• **EXERCISE REQUIREMENTS**: With no line left out, restate the data word for word.

• **TASK MATERIAL**:
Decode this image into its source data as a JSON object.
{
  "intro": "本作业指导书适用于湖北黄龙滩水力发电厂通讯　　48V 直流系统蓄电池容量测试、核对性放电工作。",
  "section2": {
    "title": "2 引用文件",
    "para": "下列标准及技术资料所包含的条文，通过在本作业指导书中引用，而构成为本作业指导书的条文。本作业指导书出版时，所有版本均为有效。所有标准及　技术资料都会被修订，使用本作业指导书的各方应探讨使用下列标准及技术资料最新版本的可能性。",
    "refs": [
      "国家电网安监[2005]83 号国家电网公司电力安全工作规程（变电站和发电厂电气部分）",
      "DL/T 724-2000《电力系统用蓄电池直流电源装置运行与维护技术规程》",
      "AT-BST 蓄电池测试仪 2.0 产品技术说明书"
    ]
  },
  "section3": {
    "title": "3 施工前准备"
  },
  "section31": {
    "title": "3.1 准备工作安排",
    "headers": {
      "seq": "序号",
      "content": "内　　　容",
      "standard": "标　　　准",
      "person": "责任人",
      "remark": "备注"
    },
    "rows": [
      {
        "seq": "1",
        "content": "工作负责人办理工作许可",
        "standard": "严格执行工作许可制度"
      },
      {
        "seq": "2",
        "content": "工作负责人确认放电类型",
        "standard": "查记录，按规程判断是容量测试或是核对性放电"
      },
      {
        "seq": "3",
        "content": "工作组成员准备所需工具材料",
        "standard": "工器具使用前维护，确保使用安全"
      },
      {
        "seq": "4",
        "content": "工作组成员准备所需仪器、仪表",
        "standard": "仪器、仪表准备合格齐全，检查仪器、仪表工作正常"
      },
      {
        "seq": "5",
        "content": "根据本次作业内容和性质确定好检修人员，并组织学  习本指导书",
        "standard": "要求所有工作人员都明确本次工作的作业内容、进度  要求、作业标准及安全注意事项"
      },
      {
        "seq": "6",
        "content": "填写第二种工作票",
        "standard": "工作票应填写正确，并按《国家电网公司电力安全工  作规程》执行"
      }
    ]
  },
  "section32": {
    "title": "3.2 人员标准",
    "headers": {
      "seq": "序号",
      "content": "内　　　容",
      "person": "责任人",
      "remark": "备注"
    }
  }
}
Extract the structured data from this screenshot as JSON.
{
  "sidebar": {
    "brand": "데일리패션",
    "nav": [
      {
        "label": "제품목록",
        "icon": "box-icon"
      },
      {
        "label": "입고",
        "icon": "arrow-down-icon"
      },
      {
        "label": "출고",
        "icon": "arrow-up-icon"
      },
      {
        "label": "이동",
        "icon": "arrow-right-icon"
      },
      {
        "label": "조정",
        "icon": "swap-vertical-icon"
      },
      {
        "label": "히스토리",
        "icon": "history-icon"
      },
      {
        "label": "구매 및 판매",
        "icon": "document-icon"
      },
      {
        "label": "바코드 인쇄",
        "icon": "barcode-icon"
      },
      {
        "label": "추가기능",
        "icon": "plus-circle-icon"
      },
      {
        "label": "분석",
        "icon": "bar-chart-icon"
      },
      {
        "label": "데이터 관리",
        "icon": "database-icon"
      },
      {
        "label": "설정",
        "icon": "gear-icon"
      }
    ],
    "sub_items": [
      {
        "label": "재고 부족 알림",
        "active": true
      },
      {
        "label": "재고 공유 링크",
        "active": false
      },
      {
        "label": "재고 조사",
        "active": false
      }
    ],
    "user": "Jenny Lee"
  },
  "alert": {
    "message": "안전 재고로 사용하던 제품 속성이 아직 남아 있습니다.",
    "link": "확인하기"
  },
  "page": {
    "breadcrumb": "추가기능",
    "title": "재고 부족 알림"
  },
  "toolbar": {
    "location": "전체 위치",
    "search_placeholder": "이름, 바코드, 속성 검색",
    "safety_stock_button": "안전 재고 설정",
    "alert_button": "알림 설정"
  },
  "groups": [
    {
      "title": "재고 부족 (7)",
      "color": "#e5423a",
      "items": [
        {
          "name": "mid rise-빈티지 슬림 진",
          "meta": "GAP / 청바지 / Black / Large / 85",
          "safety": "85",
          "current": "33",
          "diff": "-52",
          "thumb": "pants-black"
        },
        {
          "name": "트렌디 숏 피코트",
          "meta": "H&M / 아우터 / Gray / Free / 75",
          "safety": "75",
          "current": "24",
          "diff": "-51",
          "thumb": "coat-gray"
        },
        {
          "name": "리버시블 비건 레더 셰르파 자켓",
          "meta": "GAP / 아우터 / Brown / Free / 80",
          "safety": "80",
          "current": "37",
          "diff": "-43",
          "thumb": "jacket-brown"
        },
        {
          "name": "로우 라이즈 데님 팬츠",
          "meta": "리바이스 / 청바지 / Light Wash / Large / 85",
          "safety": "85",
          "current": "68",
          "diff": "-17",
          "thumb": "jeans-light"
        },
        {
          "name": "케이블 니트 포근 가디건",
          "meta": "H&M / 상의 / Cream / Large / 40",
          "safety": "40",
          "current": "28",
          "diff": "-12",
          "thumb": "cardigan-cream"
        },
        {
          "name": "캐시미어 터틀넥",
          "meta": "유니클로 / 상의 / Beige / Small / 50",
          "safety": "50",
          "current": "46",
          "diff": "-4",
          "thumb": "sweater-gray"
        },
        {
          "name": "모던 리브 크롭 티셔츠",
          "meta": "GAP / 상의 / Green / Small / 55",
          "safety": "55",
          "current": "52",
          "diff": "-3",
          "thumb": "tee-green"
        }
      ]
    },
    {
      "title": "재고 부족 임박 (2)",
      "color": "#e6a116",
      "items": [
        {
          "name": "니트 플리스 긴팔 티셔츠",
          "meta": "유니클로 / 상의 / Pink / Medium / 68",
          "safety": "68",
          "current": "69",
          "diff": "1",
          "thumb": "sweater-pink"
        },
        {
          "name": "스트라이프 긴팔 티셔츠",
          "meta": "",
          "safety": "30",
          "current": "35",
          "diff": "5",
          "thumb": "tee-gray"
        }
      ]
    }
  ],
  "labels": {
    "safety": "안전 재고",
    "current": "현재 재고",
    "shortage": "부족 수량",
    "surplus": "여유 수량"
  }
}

• **EXERCISE RESPONSE**:
Decode this image into its source data as a JSON object.
{
  "intro": "本作业指导书适用于湖北黄龙滩水力发电厂通讯　　48V 直流系统蓄电池容量测试、核对性放电工作。",
  "section2": {
    "title": "2 引用文件",
    "para": "下列标准及技术资料所包含的条文，通过在本作业指导书中引用，而构成为本作业指导书的条文。本作业指导书出版时，所有版本均为有效。所有标准及　技术资料都会被修订，使用本作业指导书的各方应探讨使用下列标准及技术资料最新版本的可能性。",
    "refs": [
      "国家电网安监[2005]83 号国家电网公司电力安全工作规程（变电站和发电厂电气部分）",
      "DL/T 724-2000《电力系统用蓄电池直流电源装置运行与维护技术规程》",
      "AT-BST 蓄电池测试仪 2.0 产品技术说明书"
    ]
  },
  "section3": {
    "title": "3 施工前准备"
  },
  "section31": {
    "title": "3.1 准备工作安排",
    "headers": {
      "seq": "序号",
      "content": "内　　　容",
      "standard": "标　　　准",
      "person": "责任人",
      "remark": "备注"
    },
    "rows": [
      {
        "seq": "1",
        "content": "工作负责人办理工作许可",
        "standard": "严格执行工作许可制度"
      },
      {
        "seq": "2",
        "content": "工作负责人确认放电类型",
        "standard": "查记录，按规程判断是容量测试或是核对性放电"
      },
      {
        "seq": "3",
        "content": "工作组成员准备所需工具材料",
        "standard": "工器具使用前维护，确保使用安全"
      },
      {
        "seq": "4",
        "content": "工作组成员准备所需仪器、仪表",
        "standard": "仪器、仪表准备合格齐全，检查仪器、仪表工作正常"
      },
      {
        "seq": "5",
        "content": "根据本次作业内容和性质确定好检修人员，并组织学  习本指导书",
        "standard": "要求所有工作人员都明确本次工作的作业内容、进度  要求、作业标准及安全注意事项"
      },
      {
        "seq": "6",
        "content": "填写第二种工作票",
        "standard": "工作票应填写正确，并按《国家电网公司电力安全工  作规程》执行"
      }
    ]
  },
  "section32": {
    "title": "3.2 人员标准",
    "headers": {
      "seq": "序号",
      "content": "内　　　容",
      "person": "责任人",
      "remark": "备注"
    }
  }
}
Extract the structured data from this screenshot as JSON.
{
  "sidebar": {
    "brand": "데일리패션",
    "nav": [
      {
        "label": "제품목록",
        "icon": "box-icon"
      },
      {
        "label": "입고",
        "icon": "arrow-down-icon"
      },
      {
        "label": "출고",
        "icon": "arrow-up-icon"
      },
      {
        "label": "이동",
        "icon": "arrow-right-icon"
      },
      {
        "label": "조정",
        "icon": "swap-vertical-icon"
      },
      {
        "label": "히스토리",
        "icon": "history-icon"
      },
      {
        "label": "구매 및 판매",
        "icon": "document-icon"
      },
      {
        "label": "바코드 인쇄",
        "icon": "barcode-icon"
      },
      {
        "label": "추가기능",
        "icon": "plus-circle-icon"
      },
      {
        "label": "분석",
        "icon": "bar-chart-icon"
      },
      {
        "label": "데이터 관리",
        "icon": "database-icon"
      },
      {
        "label": "설정",
        "icon": "gear-icon"
      }
    ],
    "sub_items": [
      {
        "label": "재고 부족 알림",
        "active": true
      },
      {
        "label": "재고 공유 링크",
        "active": false
      },
      {
        "label": "재고 조사",
        "active": false
      }
    ],
    "user": "Jenny Lee"
  },
  "alert": {
    "message": "안전 재고로 사용하던 제품 속성이 아직 남아 있습니다.",
    "link": "확인하기"
  },
  "page": {
    "breadcrumb": "추가기능",
    "title": "재고 부족 알림"
  },
  "toolbar": {
    "location": "전체 위치",
    "search_placeholder": "이름, 바코드, 속성 검색",
    "safety_stock_button": "안전 재고 설정",
    "alert_button": "알림 설정"
  },
  "groups": [
    {
      "title": "재고 부족 (7)",
      "color": "#e5423a",
      "items": [
        {
          "name": "mid rise-빈티지 슬림 진",
          "meta": "GAP / 청바지 / Black / Large / 85",
          "safety": "85",
          "current": "33",
          "diff": "-52",
          "thumb": "pants-black"
        },
        {
          "name": "트렌디 숏 피코트",
          "meta": "H&M / 아우터 / Gray / Free / 75",
          "safety": "75",
          "current": "24",
          "diff": "-51",
          "thumb": "coat-gray"
        },
        {
          "name": "리버시블 비건 레더 셰르파 자켓",
          "meta": "GAP / 아우터 / Brown / Free / 80",
          "safety": "80",
          "current": "37",
          "diff": "-43",
          "thumb": "jacket-brown"
        },
        {
          "name": "로우 라이즈 데님 팬츠",
          "meta": "리바이스 / 청바지 / Light Wash / Large / 85",
          "safety": "85",
          "current": "68",
          "diff": "-17",
          "thumb": "jeans-light"
        },
        {
          "name": "케이블 니트 포근 가디건",
          "meta": "H&M / 상의 / Cream / Large / 40",
          "safety": "40",
          "current": "28",
          "diff": "-12",
          "thumb": "cardigan-cream"
        },
        {
          "name": "캐시미어 터틀넥",
          "meta": "유니클로 / 상의 / Beige / Small / 50",
          "safety": "50",
          "current": "46",
          "diff": "-4",
          "thumb": "sweater-gray"
        },
        {
          "name": "모던 리브 크롭 티셔츠",
          "meta": "GAP / 상의 / Green / Small / 55",
          "safety": "55",
          "current": "52",
          "diff": "-3",
          "thumb": "tee-green"
        }
      ]
    },
    {
      "title": "재고 부족 임박 (2)",
      "color": "#e6a116",
      "items": [
        {
          "name": "니트 플리스 긴팔 티셔츠",
          "meta": "유니클로 / 상의 / Pink / Medium / 68",
          "safety": "68",
          "current": "69",
          "diff": "1",
          "thumb": "sweater-pink"
        },
        {
          "name": "스트라이프 긴팔 티셔츠",
          "meta": "",
          "safety": "30",
          "current": "35",
          "diff": "5",
          "thumb": "tee-gray"
        }
      ]
    }
  ],
  "labels": {
    "safety": "안전 재고",
    "current": "현재 재고",
    "shortage": "부족 수량",
    "surplus": "여유 수량"
  }
}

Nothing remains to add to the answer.